» INSTRUCTIONS TO FOLLOW: Only the lines that contain the string "JSON" belong in the answer; pull them from the records.

Website and app data records:
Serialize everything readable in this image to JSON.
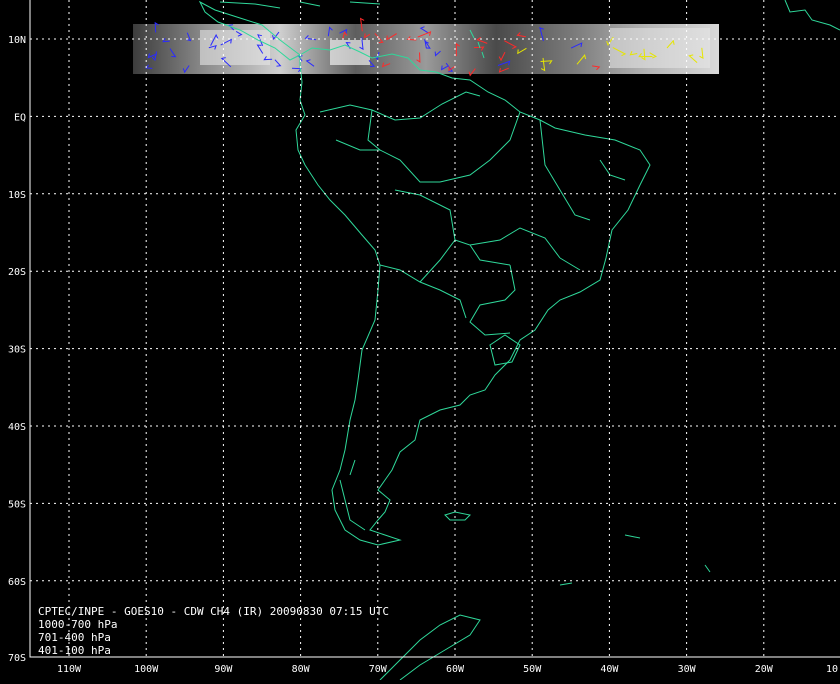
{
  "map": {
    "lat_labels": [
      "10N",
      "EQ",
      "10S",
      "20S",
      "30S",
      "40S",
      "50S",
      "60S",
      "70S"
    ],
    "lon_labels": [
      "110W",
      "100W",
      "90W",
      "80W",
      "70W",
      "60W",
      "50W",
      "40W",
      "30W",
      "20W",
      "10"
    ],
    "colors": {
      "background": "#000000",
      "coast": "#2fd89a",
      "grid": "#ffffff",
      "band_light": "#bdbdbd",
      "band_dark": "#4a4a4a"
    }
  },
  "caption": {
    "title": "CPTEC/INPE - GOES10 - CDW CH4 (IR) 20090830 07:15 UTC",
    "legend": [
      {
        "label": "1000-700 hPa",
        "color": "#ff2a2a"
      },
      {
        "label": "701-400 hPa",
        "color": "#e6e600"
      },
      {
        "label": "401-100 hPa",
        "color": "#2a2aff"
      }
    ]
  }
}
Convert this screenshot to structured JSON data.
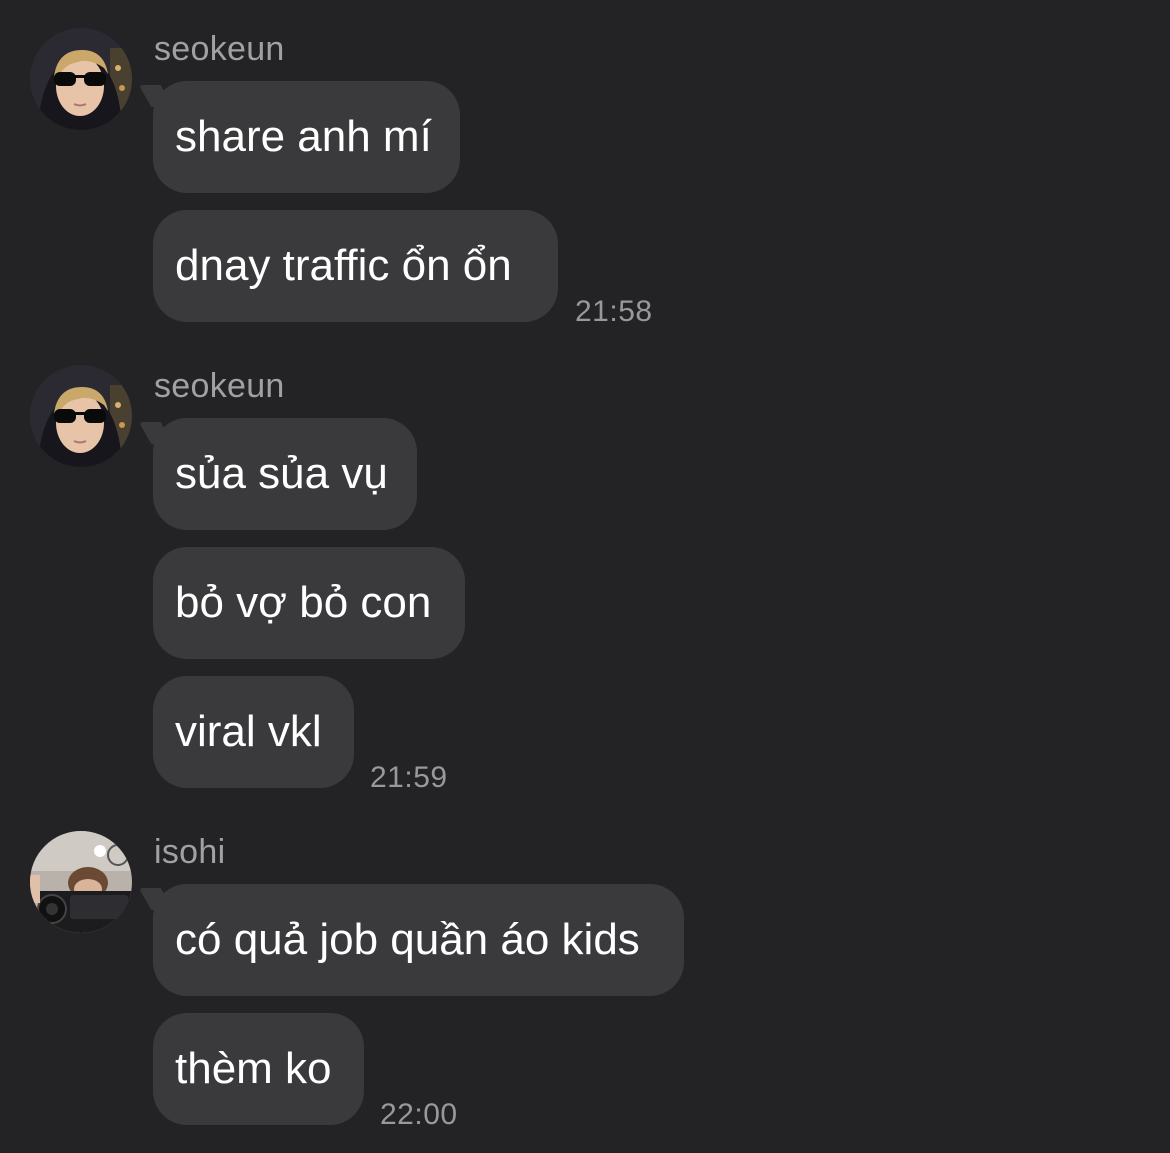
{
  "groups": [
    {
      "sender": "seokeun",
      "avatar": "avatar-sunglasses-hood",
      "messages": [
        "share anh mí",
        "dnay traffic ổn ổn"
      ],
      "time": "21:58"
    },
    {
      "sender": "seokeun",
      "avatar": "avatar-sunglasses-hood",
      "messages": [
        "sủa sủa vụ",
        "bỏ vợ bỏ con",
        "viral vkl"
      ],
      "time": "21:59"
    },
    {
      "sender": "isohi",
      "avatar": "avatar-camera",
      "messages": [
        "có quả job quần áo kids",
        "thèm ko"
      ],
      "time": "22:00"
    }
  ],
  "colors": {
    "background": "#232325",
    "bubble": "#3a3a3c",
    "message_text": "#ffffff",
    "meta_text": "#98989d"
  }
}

» RESPONSE BELOW:
Serialize everything readable in this image to JSON.
Convert this screenshot to structured JSON data.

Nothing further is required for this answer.